4. Update logging.config to call ast.lookup_eval() instead of eval().

Please comment if you see any problems with this, otherwise I will go
ahead and implement this change within the next week or so.
msg213095 - (view) Author: Roundup Robot (python-dev) Date: 2014-03-10 22:11
New changeset fe1804387687 by R David Murray in branch 'default':
whatsnew: logging.config.listen *verify* (#15452).
msg275218 - (view) Author: Christian Heimes (christian.heimes) * (Python committer) Date: 2016-09-08 23:51
Can this ticket be closed?
msg275229 - (view) Author: Vinay Sajip (vinay.sajip) * (Python committer) Date: 2016-09-09 01:05
> Can this ticket be closed?

I suppose so - I didn't implement the addition of lookup_eval() to the ast module as I thought it might be a slight overkill. Given that the calls to eval() from fileConfig() have been there from when logging was added to the stdlib, and as this ticket has been quiet since 2012, I suppose there's no real concern about the eval() being a security issue. If there is such a concern, then my proposal to add lookup_eval() to the ast module should be considered (it didn't get any review comments when I proposed it).
Date User Action Args
2016-12-31 11:50:30vinay.sajipsetstatus: open -> closed
resolution: fixed
2016-09-09 01:05:34vinay.sajipsetstatus: pending -> open

messages: + msg275229
2016-09-08 23:51:01christian.heimessetstatus: open -> pending
nosy: + christian.heimes
messages: + msg275218

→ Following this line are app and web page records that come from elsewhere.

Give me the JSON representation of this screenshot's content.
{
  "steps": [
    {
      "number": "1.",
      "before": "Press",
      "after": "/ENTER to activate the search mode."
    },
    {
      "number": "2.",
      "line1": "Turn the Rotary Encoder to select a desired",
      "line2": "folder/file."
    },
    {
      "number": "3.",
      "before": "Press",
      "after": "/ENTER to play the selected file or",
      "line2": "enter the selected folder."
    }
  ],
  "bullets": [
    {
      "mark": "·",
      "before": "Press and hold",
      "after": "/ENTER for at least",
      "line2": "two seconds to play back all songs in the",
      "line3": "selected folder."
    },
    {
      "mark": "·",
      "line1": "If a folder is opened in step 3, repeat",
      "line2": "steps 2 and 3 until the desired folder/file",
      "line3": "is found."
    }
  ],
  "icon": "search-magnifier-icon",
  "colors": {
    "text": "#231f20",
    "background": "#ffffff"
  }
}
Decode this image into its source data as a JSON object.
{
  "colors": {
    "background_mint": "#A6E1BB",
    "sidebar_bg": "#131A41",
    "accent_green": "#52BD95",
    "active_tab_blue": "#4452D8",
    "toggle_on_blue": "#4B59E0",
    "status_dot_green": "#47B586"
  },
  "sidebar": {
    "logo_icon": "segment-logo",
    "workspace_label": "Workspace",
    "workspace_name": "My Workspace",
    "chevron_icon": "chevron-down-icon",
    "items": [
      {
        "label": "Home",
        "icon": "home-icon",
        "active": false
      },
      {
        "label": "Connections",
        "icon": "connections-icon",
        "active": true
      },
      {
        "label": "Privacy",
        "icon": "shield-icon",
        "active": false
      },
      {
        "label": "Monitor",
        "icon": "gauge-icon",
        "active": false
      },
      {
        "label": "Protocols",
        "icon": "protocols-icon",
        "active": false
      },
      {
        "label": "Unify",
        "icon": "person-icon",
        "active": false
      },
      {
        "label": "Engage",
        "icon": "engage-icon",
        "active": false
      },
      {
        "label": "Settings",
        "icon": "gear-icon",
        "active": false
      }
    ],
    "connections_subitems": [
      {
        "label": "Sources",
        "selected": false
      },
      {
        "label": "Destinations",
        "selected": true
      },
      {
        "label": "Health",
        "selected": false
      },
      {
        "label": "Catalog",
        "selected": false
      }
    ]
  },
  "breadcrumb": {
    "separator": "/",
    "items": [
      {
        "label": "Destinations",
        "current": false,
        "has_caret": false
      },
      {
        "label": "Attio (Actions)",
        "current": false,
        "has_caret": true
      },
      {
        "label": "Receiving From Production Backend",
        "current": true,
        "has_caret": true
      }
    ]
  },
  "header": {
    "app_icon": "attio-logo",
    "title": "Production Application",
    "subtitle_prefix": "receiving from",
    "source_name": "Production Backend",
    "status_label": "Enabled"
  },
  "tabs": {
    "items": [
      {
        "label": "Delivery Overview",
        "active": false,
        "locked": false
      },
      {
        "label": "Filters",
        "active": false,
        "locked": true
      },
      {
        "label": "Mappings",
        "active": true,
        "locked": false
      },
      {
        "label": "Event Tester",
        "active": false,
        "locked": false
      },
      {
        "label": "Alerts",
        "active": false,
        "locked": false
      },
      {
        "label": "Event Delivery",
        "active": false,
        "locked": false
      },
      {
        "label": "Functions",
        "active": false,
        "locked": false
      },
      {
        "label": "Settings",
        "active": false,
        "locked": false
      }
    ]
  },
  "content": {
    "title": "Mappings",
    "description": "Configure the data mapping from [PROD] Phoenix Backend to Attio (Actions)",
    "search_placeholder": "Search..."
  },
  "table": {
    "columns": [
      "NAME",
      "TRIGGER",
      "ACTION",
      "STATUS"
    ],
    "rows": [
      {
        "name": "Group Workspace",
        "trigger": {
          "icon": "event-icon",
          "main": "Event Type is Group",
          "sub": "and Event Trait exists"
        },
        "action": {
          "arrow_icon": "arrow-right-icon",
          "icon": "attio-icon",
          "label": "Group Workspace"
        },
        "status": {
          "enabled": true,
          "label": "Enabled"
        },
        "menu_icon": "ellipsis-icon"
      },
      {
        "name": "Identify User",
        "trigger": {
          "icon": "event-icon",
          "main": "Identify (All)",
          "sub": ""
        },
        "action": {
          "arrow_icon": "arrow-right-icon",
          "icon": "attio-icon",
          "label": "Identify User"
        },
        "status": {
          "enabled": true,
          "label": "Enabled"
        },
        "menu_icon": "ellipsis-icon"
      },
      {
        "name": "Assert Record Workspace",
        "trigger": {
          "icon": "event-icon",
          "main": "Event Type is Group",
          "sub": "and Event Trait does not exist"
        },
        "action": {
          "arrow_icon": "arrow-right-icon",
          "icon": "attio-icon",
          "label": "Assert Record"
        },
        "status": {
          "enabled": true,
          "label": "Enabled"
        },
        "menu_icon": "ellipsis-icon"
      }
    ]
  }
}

2014-03-10 22:11:20python-devsetmessages: + msg213095
2013-12-28 08:22:25vinay.sajipsetversions: + Python 3.5, - Python 3.4
2012-10-11 15:49:31vinay.sajipsetfiles: + ast-lookup-eval.diff
keywords: + patch
2012-10-11 15:48:57vinay.sajipsethgrepos: + hgrepo154
2012-10-02 15:07:47vinay.sajipsetmessages: + msg171808
2012-10-02 14:56:40python-devsetnosy: + python-dev
messages: + msg171807
2012-07-30 01:22:31ncoghlansetmessages: + msg166845
title: Eliminate the use of eval() in the logging config implementation -> Improve the security model for logging listener()
2012-07-29 17:39:37vinay.sajipsetmessages: + msg166797
2012-07-29 04:32:01ncoghlansetmessages: + msg166714
2012-07-26 18:07:37vinay.sajipsetmessages: + msg166495
2012-07-26 14:29:42vinay.sajipsetmessages: + msg166484
2012-07-26 08:55:42vinay.sajipsetmessages: + msg166468
2012-07-26 03:27:29Arfreversetnosy: + Arfrever
2012-07-26 01:01:34ncoghlancreate